* [SUPPLIED DATA]
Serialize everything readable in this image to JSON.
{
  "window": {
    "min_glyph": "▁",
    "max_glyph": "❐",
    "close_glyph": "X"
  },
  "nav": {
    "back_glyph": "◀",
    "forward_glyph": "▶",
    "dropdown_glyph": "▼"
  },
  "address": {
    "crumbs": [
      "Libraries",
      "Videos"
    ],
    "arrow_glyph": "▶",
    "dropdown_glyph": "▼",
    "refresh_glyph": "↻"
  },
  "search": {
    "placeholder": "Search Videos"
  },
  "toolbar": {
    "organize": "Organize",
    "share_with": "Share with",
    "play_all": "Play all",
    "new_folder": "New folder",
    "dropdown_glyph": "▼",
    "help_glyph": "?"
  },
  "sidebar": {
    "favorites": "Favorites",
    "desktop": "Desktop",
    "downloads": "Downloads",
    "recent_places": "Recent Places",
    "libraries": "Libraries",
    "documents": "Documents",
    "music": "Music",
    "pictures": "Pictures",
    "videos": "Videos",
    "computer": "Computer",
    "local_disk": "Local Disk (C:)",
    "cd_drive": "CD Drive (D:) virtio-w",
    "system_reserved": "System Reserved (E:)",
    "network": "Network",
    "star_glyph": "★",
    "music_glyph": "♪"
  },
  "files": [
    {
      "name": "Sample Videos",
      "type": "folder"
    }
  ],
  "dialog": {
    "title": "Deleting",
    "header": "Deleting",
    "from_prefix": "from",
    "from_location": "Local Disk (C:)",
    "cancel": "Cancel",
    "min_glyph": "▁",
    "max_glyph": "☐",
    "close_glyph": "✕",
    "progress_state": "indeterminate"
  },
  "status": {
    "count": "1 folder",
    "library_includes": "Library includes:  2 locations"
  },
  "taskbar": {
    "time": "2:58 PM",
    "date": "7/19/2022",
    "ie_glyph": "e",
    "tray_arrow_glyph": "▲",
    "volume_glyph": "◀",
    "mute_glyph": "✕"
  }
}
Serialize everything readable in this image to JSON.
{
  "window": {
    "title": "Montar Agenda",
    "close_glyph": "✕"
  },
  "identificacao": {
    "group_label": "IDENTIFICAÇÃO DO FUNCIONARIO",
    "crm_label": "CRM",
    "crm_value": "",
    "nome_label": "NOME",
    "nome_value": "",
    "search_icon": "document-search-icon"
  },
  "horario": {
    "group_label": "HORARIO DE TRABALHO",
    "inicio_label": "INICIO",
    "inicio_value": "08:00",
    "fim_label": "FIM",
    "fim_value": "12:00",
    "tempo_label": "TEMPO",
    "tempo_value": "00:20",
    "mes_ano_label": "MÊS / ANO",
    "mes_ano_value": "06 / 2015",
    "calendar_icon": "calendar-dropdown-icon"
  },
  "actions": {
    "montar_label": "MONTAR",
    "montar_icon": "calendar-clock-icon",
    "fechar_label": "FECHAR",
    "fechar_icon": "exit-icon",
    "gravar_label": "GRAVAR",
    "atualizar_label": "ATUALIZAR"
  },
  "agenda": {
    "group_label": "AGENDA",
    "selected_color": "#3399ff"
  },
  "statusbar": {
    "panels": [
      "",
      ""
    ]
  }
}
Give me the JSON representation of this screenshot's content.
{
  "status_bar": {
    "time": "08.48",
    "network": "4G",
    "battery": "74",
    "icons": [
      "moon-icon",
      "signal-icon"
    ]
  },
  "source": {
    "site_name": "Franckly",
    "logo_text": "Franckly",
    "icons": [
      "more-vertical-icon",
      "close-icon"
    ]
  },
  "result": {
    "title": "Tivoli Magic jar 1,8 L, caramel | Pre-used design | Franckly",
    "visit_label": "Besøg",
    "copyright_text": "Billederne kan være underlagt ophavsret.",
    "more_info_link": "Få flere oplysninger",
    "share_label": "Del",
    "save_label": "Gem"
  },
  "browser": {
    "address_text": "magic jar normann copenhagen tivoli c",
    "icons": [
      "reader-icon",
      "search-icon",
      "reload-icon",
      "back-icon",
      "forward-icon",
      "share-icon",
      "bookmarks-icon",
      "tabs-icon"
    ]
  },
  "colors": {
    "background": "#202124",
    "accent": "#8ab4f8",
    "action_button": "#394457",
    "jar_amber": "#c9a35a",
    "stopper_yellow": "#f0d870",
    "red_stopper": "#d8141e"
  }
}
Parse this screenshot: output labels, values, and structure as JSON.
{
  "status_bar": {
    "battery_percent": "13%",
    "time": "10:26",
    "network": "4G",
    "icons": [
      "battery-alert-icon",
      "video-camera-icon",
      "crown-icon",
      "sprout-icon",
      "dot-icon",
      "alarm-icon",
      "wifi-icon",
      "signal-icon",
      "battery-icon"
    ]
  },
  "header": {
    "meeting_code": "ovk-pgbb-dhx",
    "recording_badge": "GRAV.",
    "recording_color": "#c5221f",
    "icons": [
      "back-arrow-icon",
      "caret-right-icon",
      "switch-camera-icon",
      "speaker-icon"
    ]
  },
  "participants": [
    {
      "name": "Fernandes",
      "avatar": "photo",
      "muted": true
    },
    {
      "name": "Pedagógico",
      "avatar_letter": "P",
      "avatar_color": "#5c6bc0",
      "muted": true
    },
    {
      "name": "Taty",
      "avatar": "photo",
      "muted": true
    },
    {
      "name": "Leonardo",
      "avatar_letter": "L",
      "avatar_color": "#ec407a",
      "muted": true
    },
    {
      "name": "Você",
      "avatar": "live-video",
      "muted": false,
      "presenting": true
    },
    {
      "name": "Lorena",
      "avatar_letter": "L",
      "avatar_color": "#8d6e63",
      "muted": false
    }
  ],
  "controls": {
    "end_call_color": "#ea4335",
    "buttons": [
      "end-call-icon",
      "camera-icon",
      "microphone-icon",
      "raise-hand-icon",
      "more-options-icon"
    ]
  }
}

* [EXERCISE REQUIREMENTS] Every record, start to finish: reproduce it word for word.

* [ANSWER SECTION]
Serialize everything readable in this image to JSON.
{
  "window": {
    "min_glyph": "▁",
    "max_glyph": "❐",
    "close_glyph": "X"
  },
  "nav": {
    "back_glyph": "◀",
    "forward_glyph": "▶",
    "dropdown_glyph": "▼"
  },
  "address": {
    "crumbs": [
      "Libraries",
      "Videos"
    ],
    "arrow_glyph": "▶",
    "dropdown_glyph": "▼",
    "refresh_glyph": "↻"
  },
  "search": {
    "placeholder": "Search Videos"
  },
  "toolbar": {
    "organize": "Organize",
    "share_with": "Share with",
    "play_all": "Play all",
    "new_folder": "New folder",
    "dropdown_glyph": "▼",
    "help_glyph": "?"
  },
  "sidebar": {
    "favorites": "Favorites",
    "desktop": "Desktop",
    "downloads": "Downloads",
    "recent_places": "Recent Places",
    "libraries": "Libraries",
    "documents": "Documents",
    "music": "Music",
    "pictures": "Pictures",
    "videos": "Videos",
    "computer": "Computer",
    "local_disk": "Local Disk (C:)",
    "cd_drive": "CD Drive (D:) virtio-w",
    "system_reserved": "System Reserved (E:)",
    "network": "Network",
    "star_glyph": "★",
    "music_glyph": "♪"
  },
  "files": [
    {
      "name": "Sample Videos",
      "type": "folder"
    }
  ],
  "dialog": {
    "title": "Deleting",
    "header": "Deleting",
    "from_prefix": "from",
    "from_location": "Local Disk (C:)",
    "cancel": "Cancel",
    "min_glyph": "▁",
    "max_glyph": "☐",
    "close_glyph": "✕",
    "progress_state": "indeterminate"
  },
  "status": {
    "count": "1 folder",
    "library_includes": "Library includes:  2 locations"
  },
  "taskbar": {
    "time": "2:58 PM",
    "date": "7/19/2022",
    "ie_glyph": "e",
    "tray_arrow_glyph": "▲",
    "volume_glyph": "◀",
    "mute_glyph": "✕"
  }
}
Serialize everything readable in this image to JSON.
{
  "window": {
    "title": "Montar Agenda",
    "close_glyph": "✕"
  },
  "identificacao": {
    "group_label": "IDENTIFICAÇÃO DO FUNCIONARIO",
    "crm_label": "CRM",
    "crm_value": "",
    "nome_label": "NOME",
    "nome_value": "",
    "search_icon": "document-search-icon"
  },
  "horario": {
    "group_label": "HORARIO DE TRABALHO",
    "inicio_label": "INICIO",
    "inicio_value": "08:00",
    "fim_label": "FIM",
    "fim_value": "12:00",
    "tempo_label": "TEMPO",
    "tempo_value": "00:20",
    "mes_ano_label": "MÊS / ANO",
    "mes_ano_value": "06 / 2015",
    "calendar_icon": "calendar-dropdown-icon"
  },
  "actions": {
    "montar_label": "MONTAR",
    "montar_icon": "calendar-clock-icon",
    "fechar_label": "FECHAR",
    "fechar_icon": "exit-icon",
    "gravar_label": "GRAVAR",
    "atualizar_label": "ATUALIZAR"
  },
  "agenda": {
    "group_label": "AGENDA",
    "selected_color": "#3399ff"
  },
  "statusbar": {
    "panels": [
      "",
      ""
    ]
  }
}
Give me the JSON representation of this screenshot's content.
{
  "status_bar": {
    "time": "08.48",
    "network": "4G",
    "battery": "74",
    "icons": [
      "moon-icon",
      "signal-icon"
    ]
  },
  "source": {
    "site_name": "Franckly",
    "logo_text": "Franckly",
    "icons": [
      "more-vertical-icon",
      "close-icon"
    ]
  },
  "result": {
    "title": "Tivoli Magic jar 1,8 L, caramel | Pre-used design | Franckly",
    "visit_label": "Besøg",
    "copyright_text": "Billederne kan være underlagt ophavsret.",
    "more_info_link": "Få flere oplysninger",
    "share_label": "Del",
    "save_label": "Gem"
  },
  "browser": {
    "address_text": "magic jar normann copenhagen tivoli c",
    "icons": [
      "reader-icon",
      "search-icon",
      "reload-icon",
      "back-icon",
      "forward-icon",
      "share-icon",
      "bookmarks-icon",
      "tabs-icon"
    ]
  },
  "colors": {
    "background": "#202124",
    "accent": "#8ab4f8",
    "action_button": "#394457",
    "jar_amber": "#c9a35a",
    "stopper_yellow": "#f0d870",
    "red_stopper": "#d8141e"
  }
}
Parse this screenshot: output labels, values, and structure as JSON.
{
  "status_bar": {
    "battery_percent": "13%",
    "time": "10:26",
    "network": "4G",
    "icons": [
      "battery-alert-icon",
      "video-camera-icon",
      "crown-icon",
      "sprout-icon",
      "dot-icon",
      "alarm-icon",
      "wifi-icon",
      "signal-icon",
      "battery-icon"
    ]
  },
  "header": {
    "meeting_code": "ovk-pgbb-dhx",
    "recording_badge": "GRAV.",
    "recording_color": "#c5221f",
    "icons": [
      "back-arrow-icon",
      "caret-right-icon",
      "switch-camera-icon",
      "speaker-icon"
    ]
  },
  "participants": [
    {
      "name": "Fernandes",
      "avatar": "photo",
      "muted": true
    },
    {
      "name": "Pedagógico",
      "avatar_letter": "P",
      "avatar_color": "#5c6bc0",
      "muted": true
    },
    {
      "name": "Taty",
      "avatar": "photo",
      "muted": true
    },
    {
      "name": "Leonardo",
      "avatar_letter": "L",
      "avatar_color": "#ec407a",
      "muted": true
    },
    {
      "name": "Você",
      "avatar": "live-video",
      "muted": false,
      "presenting": true
    },
    {
      "name": "Lorena",
      "avatar_letter": "L",
      "avatar_color": "#8d6e63",
      "muted": false
    }
  ],
  "controls": {
    "end_call_color": "#ea4335",
    "buttons": [
      "end-call-icon",
      "camera-icon",
      "microphone-icon",
      "raise-hand-icon",
      "more-options-icon"
    ]
  }
}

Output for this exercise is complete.